Survival of the Fittest
As we all know, the remnants of the browser wars still exist to this day — JScript,
<marquee> and hasLayout immediately come to mind, as do some lost night’s sleep — but this simply highlights the evolution that the web has gone under. We started with a very raw text-sharing and hyperlinking format and within 10 years ended up with a browser bidding war (spoiler alert: Microsoft’s IE triumphed over Netscape).
Microsoft won the browser wars by integrating IE within their OS (Windows).
While the idea of the web’s old sites make many of us cringe and reflect upon our own first web portfolios with questions like “Why did I do that?” and “Where did I find that animated GIF?,” the change from what we needed the web to do to what we wanted it to do was bridging ever closer.
Sometimes, the extinction of a proprietary element has been a good thing!
The Wild West philosophy where “everything goes” failed toward the early 2000s as evidenced by the “dot-com bubble” bursting.
Bonzi Buddy was a classic example of people taking the web too far.
But this scenario was almost like a purging of sorts. Out with the old, in with the new. In its place, an age of enlightenment began, with the catalyst simply being that more people were using the internet. This surge of users outside of geeks meant a reform would be needed in the way we designed and developed our websites.
From Primate to People
After surviving the horrors of the 90s web and the early failure to monetize anything online, we breathed a huge sigh of relief that the Y2K bug hadn’t wiped out mankind, and then we moved forward to a more thoughtful process in designing sites.
Gone were the days where the focus was on funneling as much junk to the user as possible. The idea of designing for the user’s experience became interesting. User-centered design. Usability. Accessibility. These were the words being thrown around.
People thought computers and the web would collapse under the Y2K bug!
The old, clumsier days of the web in which design decisions were based around which scrolling statusbar script to use or which dancing Homer Simpson GIF would make you feel better were gone, and a focus toward professional user-centered design, data-driven design decisions, accessibility and usability gained importance. This was partly due to the evolution in our collective mindset as to what made good business sense.
Content and navigational structures became less erratic and more organized.
Looking to the Future
Examining things from a Darwinian perspective displays the web’s change from its various stages of life. The early days where things were much simpler (and less stressful), the later years when many of us cried ourselves to sleep at the thought of making a design for Netscape and IE, the post browser war depression where design became focused on experimentation, and now with user-centered design — it’s been a heck of a ride!
No one knows how this evolutionary story concludes.
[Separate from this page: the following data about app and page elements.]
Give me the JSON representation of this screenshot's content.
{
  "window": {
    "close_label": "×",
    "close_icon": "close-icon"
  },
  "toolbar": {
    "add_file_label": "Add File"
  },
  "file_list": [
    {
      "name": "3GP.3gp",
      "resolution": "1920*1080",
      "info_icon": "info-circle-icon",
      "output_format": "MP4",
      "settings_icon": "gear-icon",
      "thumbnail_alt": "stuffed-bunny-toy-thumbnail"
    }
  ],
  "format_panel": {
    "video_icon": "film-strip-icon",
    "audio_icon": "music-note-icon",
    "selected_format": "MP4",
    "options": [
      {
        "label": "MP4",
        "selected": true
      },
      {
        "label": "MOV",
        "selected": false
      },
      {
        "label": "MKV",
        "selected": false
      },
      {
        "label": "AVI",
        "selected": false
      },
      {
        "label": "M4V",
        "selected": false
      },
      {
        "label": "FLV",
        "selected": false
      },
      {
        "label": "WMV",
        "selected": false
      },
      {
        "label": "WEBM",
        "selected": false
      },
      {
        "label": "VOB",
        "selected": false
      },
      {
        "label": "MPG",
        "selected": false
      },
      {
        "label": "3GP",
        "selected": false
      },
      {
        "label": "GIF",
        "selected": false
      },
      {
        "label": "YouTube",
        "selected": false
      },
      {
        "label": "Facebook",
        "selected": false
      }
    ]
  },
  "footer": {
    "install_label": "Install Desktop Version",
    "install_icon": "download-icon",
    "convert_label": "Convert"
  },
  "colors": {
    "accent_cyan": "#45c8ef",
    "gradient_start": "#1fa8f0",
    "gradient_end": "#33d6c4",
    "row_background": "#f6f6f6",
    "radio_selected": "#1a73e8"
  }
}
While the web already has an illustrious history, it’s safe to say that we’ve only just begun.
Usage of the web has increased dramatically, as has the number of websites.
Looking back at the Internet’s past, I find it interesting that we can “carbon date” our sites based on the techniques and technologies they use, and even scarier is that much of the web today remains fossilized within the bedrock of our servers.
While the evolution of the web is going on as we speak, and it’s fascinating to see how trends, code and devices have changed, looking to the future of the web leaves us with limitless possibilities.
About the Author
Alexander Dawson is a freelance web designer,
author and recreational software developer specializing in web standards, accessibility and UX design. As well as running a business called HiTechy and writing, he spends time on Twitter, SitePoint’s forums and other places, helping those in need.